The House will vote next week on a measure that would raise the country’s $14.3 trillion debt limit without any conditions. It’s a move by Republicans to put Democrats on record with a vote on a measure that is not expected to pass the House.
A House Republican leadership aide confirmed Tuesday that next week’s vote will be on a $2.4 trillion increase to the country’s borrowing limit and that no Republicans are expected to back the measure.
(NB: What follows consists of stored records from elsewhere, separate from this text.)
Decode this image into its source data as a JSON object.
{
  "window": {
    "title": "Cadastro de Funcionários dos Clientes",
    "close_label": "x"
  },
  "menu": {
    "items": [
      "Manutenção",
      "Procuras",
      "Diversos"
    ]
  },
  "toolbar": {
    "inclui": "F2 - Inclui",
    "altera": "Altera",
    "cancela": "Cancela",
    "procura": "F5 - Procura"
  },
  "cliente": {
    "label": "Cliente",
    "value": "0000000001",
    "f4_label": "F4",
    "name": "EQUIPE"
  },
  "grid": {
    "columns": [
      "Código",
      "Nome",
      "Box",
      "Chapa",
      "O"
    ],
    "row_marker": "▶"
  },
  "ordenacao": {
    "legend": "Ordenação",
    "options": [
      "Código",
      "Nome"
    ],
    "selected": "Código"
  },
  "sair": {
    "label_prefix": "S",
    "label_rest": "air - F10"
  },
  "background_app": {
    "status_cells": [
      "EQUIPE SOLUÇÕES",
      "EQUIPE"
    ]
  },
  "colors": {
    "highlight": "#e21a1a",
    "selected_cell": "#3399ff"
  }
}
The scheduling of the vote comes as more than 100 liberal House Democrats are pushing for a “clean” extension of the debt limit, or one that does not have any conditions attached. Republicans have argued that any move by Congress to raise the federal borrowing limit must include a longer-term deficit-reduction plan, which House Speaker John Boehner (R-Ohio) has said must include spending cuts that are at least equal to the amount by which the debt ceiling is raised.
With few, if any, Republicans expected to back the measure, it is not likely to progress in the GOP-led House. In that sense, the vote mirrors two other votes expected in the Senate this week -- one on the House Republican budget plan, and another on President Obama’s 2012 budget – as well as two energy-related measures that the Senate took up last week as a legislative response to rising gas prices.
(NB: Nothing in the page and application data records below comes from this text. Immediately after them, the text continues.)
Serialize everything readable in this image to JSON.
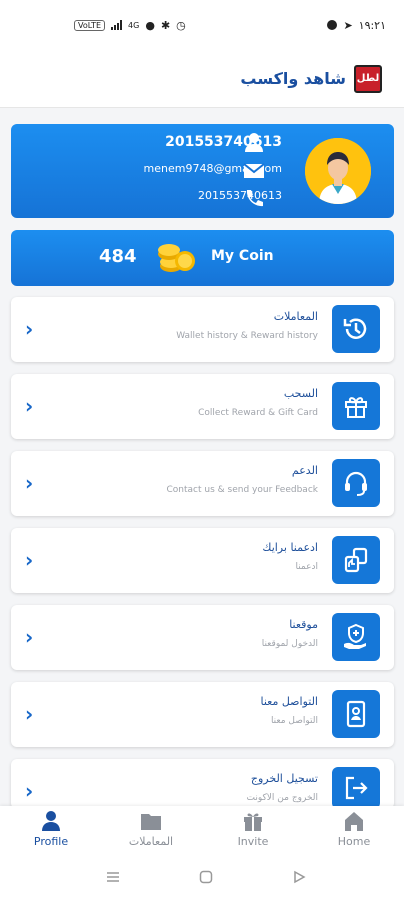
{
  "status_bar": {
    "time": "١٩:٢١",
    "badge": "VoLTE",
    "net": "4G"
  },
  "header": {
    "title": "شاهد واكسب",
    "logo_text": "لطل"
  },
  "profile": {
    "phone": "201553740613",
    "email": "menem9748@gmail.com",
    "phone_secondary": "201553740613"
  },
  "coins": {
    "amount": "484",
    "label": "My Coin"
  },
  "menu": [
    {
      "title": "المعاملات",
      "subtitle": "Wallet history & Reward history",
      "icon": "history-icon"
    },
    {
      "title": "السحب",
      "subtitle": "Collect Reward & Gift Card",
      "icon": "gift-icon"
    },
    {
      "title": "الدعم",
      "subtitle": "Contact us & send your Feedback",
      "icon": "headset-icon"
    },
    {
      "title": "ادعمنا برايك",
      "subtitle": "ادعمنا",
      "icon": "rate-icon"
    },
    {
      "title": "موقعنا",
      "subtitle": "الدخول لموقعنا",
      "icon": "website-icon"
    },
    {
      "title": "التواصل معنا",
      "subtitle": "التواصل معنا",
      "icon": "contact-card-icon"
    },
    {
      "title": "تسجيل الخروج",
      "subtitle": "الخروج من الاكونت",
      "icon": "logout-icon"
    }
  ],
  "bottom_nav": [
    {
      "label": "Profile",
      "active": true
    },
    {
      "label": "المعاملات",
      "active": false
    },
    {
      "label": "Invite",
      "active": false
    },
    {
      "label": "Home",
      "active": false
    }
  ],
  "colors": {
    "primary": "#1577d8",
    "text_dark_blue": "#1e4f9a"
  }
}
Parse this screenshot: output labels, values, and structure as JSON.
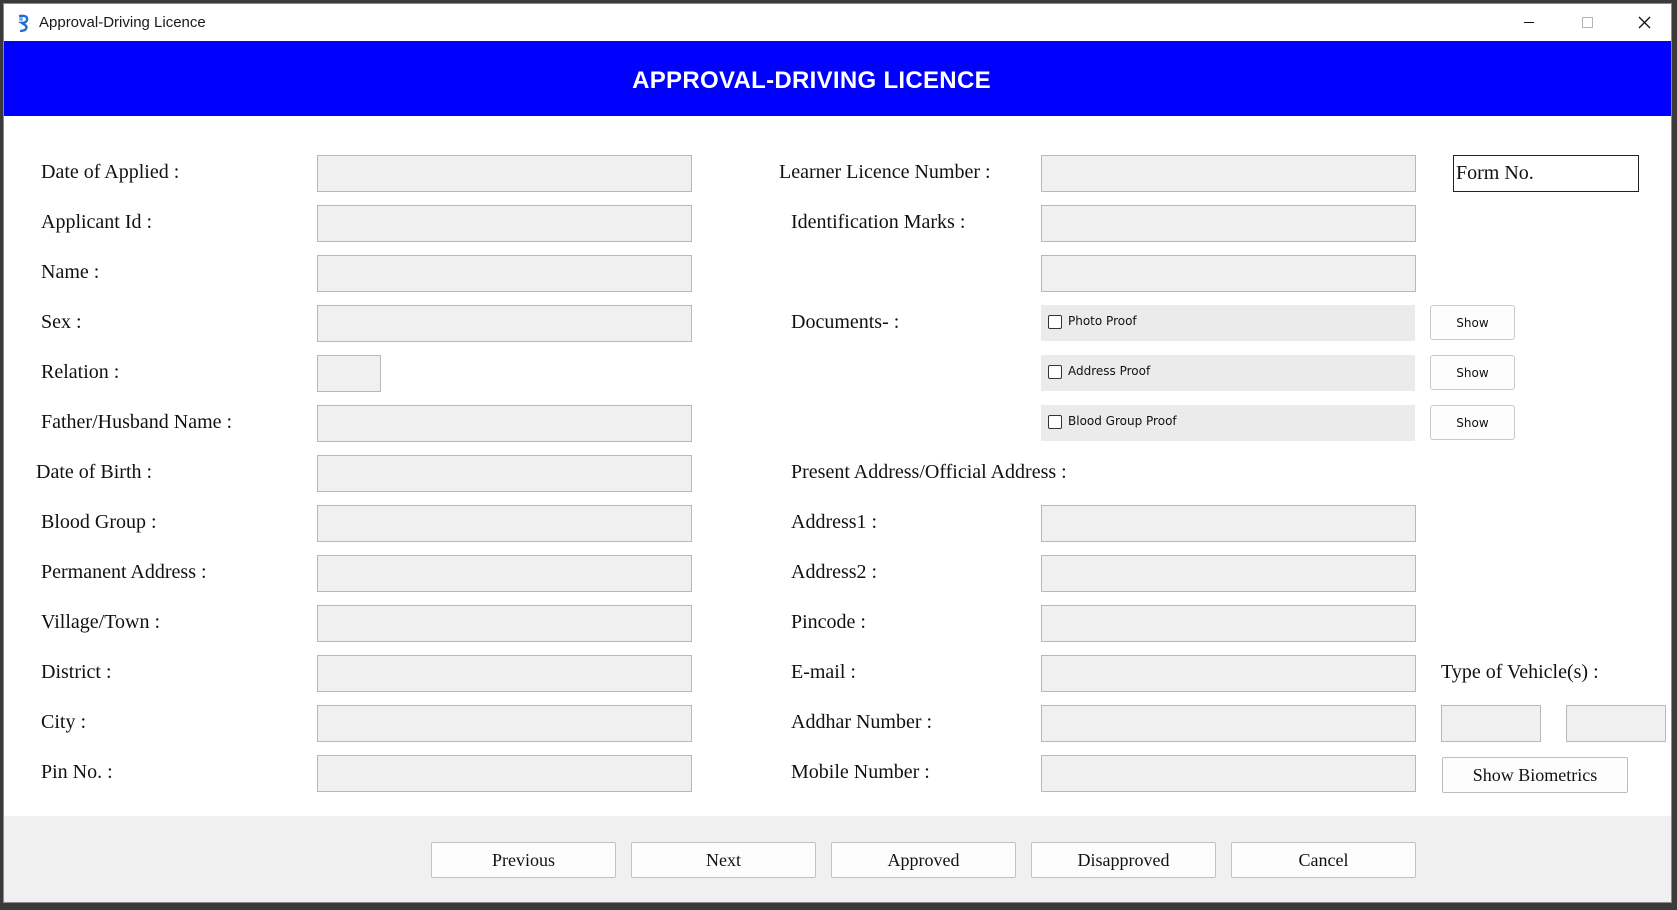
{
  "window": {
    "title": "Approval-Driving Licence"
  },
  "banner": {
    "title": "APPROVAL-DRIVING LICENCE"
  },
  "left_fields": [
    {
      "label": "Date of Applied :",
      "value": ""
    },
    {
      "label": "Applicant Id :",
      "value": ""
    },
    {
      "label": "Name :",
      "value": ""
    },
    {
      "label": "Sex :",
      "value": ""
    },
    {
      "label": "Relation :",
      "value": ""
    },
    {
      "label": "Father/Husband Name :",
      "value": ""
    },
    {
      "label": "Date of Birth :",
      "value": ""
    },
    {
      "label": "Blood Group :",
      "value": ""
    },
    {
      "label": "Permanent Address :",
      "value": ""
    },
    {
      "label": "Village/Town :",
      "value": ""
    },
    {
      "label": "District :",
      "value": ""
    },
    {
      "label": "City :",
      "value": ""
    },
    {
      "label": "Pin No. :",
      "value": ""
    }
  ],
  "right_fields": {
    "learner_licence_number": {
      "label": "Learner Licence Number :",
      "value": ""
    },
    "identification_marks": {
      "label": "Identification Marks :",
      "value1": "",
      "value2": ""
    },
    "documents_label": "Documents- :",
    "documents": [
      {
        "label": "Photo Proof",
        "checked": false,
        "button": "Show"
      },
      {
        "label": "Address Proof",
        "checked": false,
        "button": "Show"
      },
      {
        "label": "Blood Group Proof",
        "checked": false,
        "button": "Show"
      }
    ],
    "present_address_heading": "Present Address/Official Address :",
    "address1": {
      "label": "Address1 :",
      "value": ""
    },
    "address2": {
      "label": "Address2 :",
      "value": ""
    },
    "pincode": {
      "label": "Pincode :",
      "value": ""
    },
    "email": {
      "label": "E-mail :",
      "value": ""
    },
    "aadhar": {
      "label": "Addhar Number :",
      "value": ""
    },
    "mobile": {
      "label": "Mobile Number :",
      "value": ""
    }
  },
  "form_no": {
    "label": "Form No."
  },
  "vehicle": {
    "label": "Type of Vehicle(s) :",
    "value1": "",
    "value2": ""
  },
  "biometrics_button": "Show Biometrics",
  "nav_buttons": {
    "previous": "Previous",
    "next": "Next",
    "approved": "Approved",
    "disapproved": "Disapproved",
    "cancel": "Cancel"
  },
  "colors": {
    "banner_bg": "#0000ff",
    "banner_text": "#ffffff",
    "field_bg": "#f0f0f0",
    "form_bg": "#ffffff"
  }
}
Brad Dayspring, a spokesman for House Majority Leader Eric Cantor (R-Va.), said Tuesday that the purpose of next week’s vote is “to show once and for all that the Democrats’ demands are way out of touch with the views of most Americans and the markets, who want Washington to stop spending money we don’t have, confront our debt head on, and finally begin to live within our means.”
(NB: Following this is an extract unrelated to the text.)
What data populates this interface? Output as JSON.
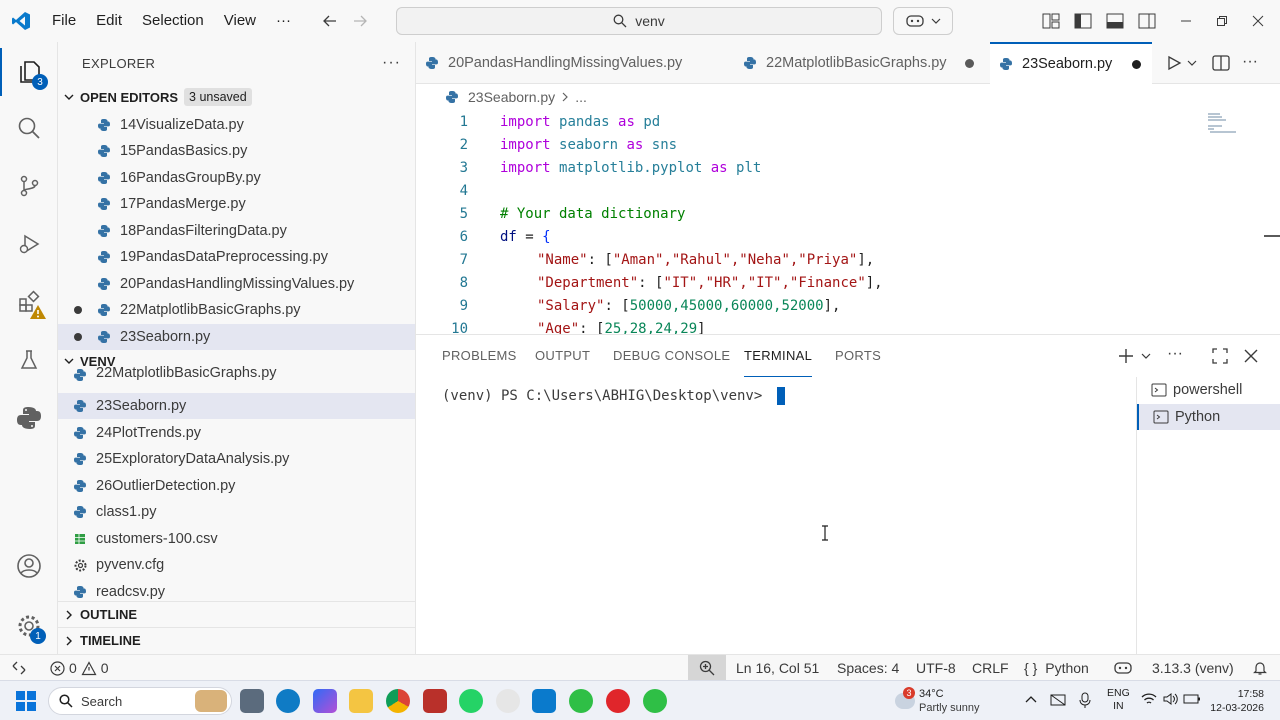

Not all members of the House Democratic leadership support the plan. Minority Whip Steny Hoyer (D-Md.), the number-two House Democrat, said Tuesday that he would not support the clean debt limit measure if House Republicans are not also on board.
“I will not vote for a clean debt limit extension if no Republicans vote for it and instead use it just to demagogue,” Hoyer said in a statement. “We need to pursue a responsible course to pay our bills and set forward a plan to reduce our deficits. I hope Republicans will work with us toward those goals, rather than making this a partisan issue used for political gain.”
The announcement comes as Vice President Biden is at the Capitol Tuesday afternoon for his third meeting with bipartisan, bicameral congressional leaders aimed at working out a longer-term deficit-reduction deal.